── Excerpted records ──

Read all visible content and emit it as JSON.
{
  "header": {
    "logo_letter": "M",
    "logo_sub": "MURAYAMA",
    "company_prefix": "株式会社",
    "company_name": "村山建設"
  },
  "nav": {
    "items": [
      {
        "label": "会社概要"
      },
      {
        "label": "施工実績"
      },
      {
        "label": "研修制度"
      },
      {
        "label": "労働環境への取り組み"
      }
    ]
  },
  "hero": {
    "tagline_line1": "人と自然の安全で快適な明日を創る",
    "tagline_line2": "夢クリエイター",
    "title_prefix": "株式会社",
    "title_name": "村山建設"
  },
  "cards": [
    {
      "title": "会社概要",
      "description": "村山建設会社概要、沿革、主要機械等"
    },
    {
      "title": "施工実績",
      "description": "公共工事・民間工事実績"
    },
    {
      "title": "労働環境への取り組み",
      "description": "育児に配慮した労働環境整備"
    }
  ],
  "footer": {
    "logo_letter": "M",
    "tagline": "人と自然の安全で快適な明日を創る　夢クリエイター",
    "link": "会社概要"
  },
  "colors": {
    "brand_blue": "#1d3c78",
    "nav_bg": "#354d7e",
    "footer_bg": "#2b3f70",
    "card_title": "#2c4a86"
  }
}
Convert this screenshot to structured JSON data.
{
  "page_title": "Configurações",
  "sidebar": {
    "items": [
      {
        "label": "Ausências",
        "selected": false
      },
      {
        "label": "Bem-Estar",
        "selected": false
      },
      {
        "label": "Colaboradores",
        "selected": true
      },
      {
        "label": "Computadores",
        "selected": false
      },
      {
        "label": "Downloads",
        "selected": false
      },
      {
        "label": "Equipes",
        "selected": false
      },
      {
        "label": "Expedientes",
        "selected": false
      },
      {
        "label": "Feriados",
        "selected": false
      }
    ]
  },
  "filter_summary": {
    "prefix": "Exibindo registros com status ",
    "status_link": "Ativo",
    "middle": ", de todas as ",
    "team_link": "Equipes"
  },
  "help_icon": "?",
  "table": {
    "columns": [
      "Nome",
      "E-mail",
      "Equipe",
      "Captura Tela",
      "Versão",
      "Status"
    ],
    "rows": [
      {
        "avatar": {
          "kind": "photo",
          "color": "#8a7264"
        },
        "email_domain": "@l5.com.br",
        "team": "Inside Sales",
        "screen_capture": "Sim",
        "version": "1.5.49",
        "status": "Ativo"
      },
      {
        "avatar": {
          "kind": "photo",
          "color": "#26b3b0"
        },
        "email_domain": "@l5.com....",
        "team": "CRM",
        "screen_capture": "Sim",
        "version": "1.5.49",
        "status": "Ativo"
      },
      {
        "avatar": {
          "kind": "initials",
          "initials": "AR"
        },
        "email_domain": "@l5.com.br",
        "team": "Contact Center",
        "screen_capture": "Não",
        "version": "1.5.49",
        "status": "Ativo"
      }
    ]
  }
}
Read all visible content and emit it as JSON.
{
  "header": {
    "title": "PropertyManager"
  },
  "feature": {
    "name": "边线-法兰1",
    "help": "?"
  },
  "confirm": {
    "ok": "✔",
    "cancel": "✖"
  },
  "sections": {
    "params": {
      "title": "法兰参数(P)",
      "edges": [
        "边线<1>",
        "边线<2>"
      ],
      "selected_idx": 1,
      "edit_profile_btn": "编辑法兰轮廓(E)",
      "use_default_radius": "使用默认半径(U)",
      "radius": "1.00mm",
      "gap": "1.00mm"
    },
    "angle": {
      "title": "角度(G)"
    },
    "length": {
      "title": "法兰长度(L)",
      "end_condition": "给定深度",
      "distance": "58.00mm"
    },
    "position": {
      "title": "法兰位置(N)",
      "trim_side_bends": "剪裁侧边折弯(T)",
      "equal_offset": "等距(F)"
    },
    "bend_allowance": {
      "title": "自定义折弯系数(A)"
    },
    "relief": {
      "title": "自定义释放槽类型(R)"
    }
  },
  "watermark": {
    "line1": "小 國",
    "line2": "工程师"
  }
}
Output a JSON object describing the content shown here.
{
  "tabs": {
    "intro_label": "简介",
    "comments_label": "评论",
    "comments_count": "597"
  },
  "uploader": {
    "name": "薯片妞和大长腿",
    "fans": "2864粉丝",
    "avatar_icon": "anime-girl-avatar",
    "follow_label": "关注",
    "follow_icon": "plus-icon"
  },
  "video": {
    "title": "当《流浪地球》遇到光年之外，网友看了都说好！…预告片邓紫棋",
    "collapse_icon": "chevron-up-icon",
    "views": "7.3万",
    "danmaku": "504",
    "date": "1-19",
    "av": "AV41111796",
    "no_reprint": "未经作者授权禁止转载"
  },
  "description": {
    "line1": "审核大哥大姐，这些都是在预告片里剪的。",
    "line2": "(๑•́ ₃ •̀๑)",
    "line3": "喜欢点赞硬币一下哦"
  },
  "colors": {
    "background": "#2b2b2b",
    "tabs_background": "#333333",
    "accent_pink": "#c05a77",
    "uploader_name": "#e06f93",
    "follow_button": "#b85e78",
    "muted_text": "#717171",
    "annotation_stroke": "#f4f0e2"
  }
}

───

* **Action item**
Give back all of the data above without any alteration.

* **Output**
Read all visible content and emit it as JSON.
{
  "header": {
    "logo_letter": "M",
    "logo_sub": "MURAYAMA",
    "company_prefix": "株式会社",
    "company_name": "村山建設"
  },
  "nav": {
    "items": [
      {
        "label": "会社概要"
      },
      {
        "label": "施工実績"
      },
      {
        "label": "研修制度"
      },
      {
        "label": "労働環境への取り組み"
      }
    ]
  },
  "hero": {
    "tagline_line1": "人と自然の安全で快適な明日を創る",
    "tagline_line2": "夢クリエイター",
    "title_prefix": "株式会社",
    "title_name": "村山建設"
  },
  "cards": [
    {
      "title": "会社概要",
      "description": "村山建設会社概要、沿革、主要機械等"
    },
    {
      "title": "施工実績",
      "description": "公共工事・民間工事実績"
    },
    {
      "title": "労働環境への取り組み",
      "description": "育児に配慮した労働環境整備"
    }
  ],
  "footer": {
    "logo_letter": "M",
    "tagline": "人と自然の安全で快適な明日を創る　夢クリエイター",
    "link": "会社概要"
  },
  "colors": {
    "brand_blue": "#1d3c78",
    "nav_bg": "#354d7e",
    "footer_bg": "#2b3f70",
    "card_title": "#2c4a86"
  }
}
Convert this screenshot to structured JSON data.
{
  "page_title": "Configurações",
  "sidebar": {
    "items": [
      {
        "label": "Ausências",
        "selected": false
      },
      {
        "label": "Bem-Estar",
        "selected": false
      },
      {
        "label": "Colaboradores",
        "selected": true
      },
      {
        "label": "Computadores",
        "selected": false
      },
      {
        "label": "Downloads",
        "selected": false
      },
      {
        "label": "Equipes",
        "selected": false
      },
      {
        "label": "Expedientes",
        "selected": false
      },
      {
        "label": "Feriados",
        "selected": false
      }
    ]
  },
  "filter_summary": {
    "prefix": "Exibindo registros com status ",
    "status_link": "Ativo",
    "middle": ", de todas as ",
    "team_link": "Equipes"
  },
  "help_icon": "?",
  "table": {
    "columns": [
      "Nome",
      "E-mail",
      "Equipe",
      "Captura Tela",
      "Versão",
      "Status"
    ],
    "rows": [
      {
        "avatar": {
          "kind": "photo",
          "color": "#8a7264"
        },
        "email_domain": "@l5.com.br",
        "team": "Inside Sales",
        "screen_capture": "Sim",
        "version": "1.5.49",
        "status": "Ativo"
      },
      {
        "avatar": {
          "kind": "photo",
          "color": "#26b3b0"
        },
        "email_domain": "@l5.com....",
        "team": "CRM",
        "screen_capture": "Sim",
        "version": "1.5.49",
        "status": "Ativo"
      },
      {
        "avatar": {
          "kind": "initials",
          "initials": "AR"
        },
        "email_domain": "@l5.com.br",
        "team": "Contact Center",
        "screen_capture": "Não",
        "version": "1.5.49",
        "status": "Ativo"
      }
    ]
  }
}
Read all visible content and emit it as JSON.
{
  "header": {
    "title": "PropertyManager"
  },
  "feature": {
    "name": "边线-法兰1",
    "help": "?"
  },
  "confirm": {
    "ok": "✔",
    "cancel": "✖"
  },
  "sections": {
    "params": {
      "title": "法兰参数(P)",
      "edges": [
        "边线<1>",
        "边线<2>"
      ],
      "selected_idx": 1,
      "edit_profile_btn": "编辑法兰轮廓(E)",
      "use_default_radius": "使用默认半径(U)",
      "radius": "1.00mm",
      "gap": "1.00mm"
    },
    "angle": {
      "title": "角度(G)"
    },
    "length": {
      "title": "法兰长度(L)",
      "end_condition": "给定深度",
      "distance": "58.00mm"
    },
    "position": {
      "title": "法兰位置(N)",
      "trim_side_bends": "剪裁侧边折弯(T)",
      "equal_offset": "等距(F)"
    },
    "bend_allowance": {
      "title": "自定义折弯系数(A)"
    },
    "relief": {
      "title": "自定义释放槽类型(R)"
    }
  },
  "watermark": {
    "line1": "小 國",
    "line2": "工程师"
  }
}
Output a JSON object describing the content shown here.
{
  "tabs": {
    "intro_label": "简介",
    "comments_label": "评论",
    "comments_count": "597"
  },
  "uploader": {
    "name": "薯片妞和大长腿",
    "fans": "2864粉丝",
    "avatar_icon": "anime-girl-avatar",
    "follow_label": "关注",
    "follow_icon": "plus-icon"
  },
  "video": {
    "title": "当《流浪地球》遇到光年之外，网友看了都说好！…预告片邓紫棋",
    "collapse_icon": "chevron-up-icon",
    "views": "7.3万",
    "danmaku": "504",
    "date": "1-19",
    "av": "AV41111796",
    "no_reprint": "未经作者授权禁止转载"
  },
  "description": {
    "line1": "审核大哥大姐，这些都是在预告片里剪的。",
    "line2": "(๑•́ ₃ •̀๑)",
    "line3": "喜欢点赞硬币一下哦"
  },
  "colors": {
    "background": "#2b2b2b",
    "tabs_background": "#333333",
    "accent_pink": "#c05a77",
    "uploader_name": "#e06f93",
    "follow_button": "#b85e78",
    "muted_text": "#717171",
    "annotation_stroke": "#f4f0e2"
  }
}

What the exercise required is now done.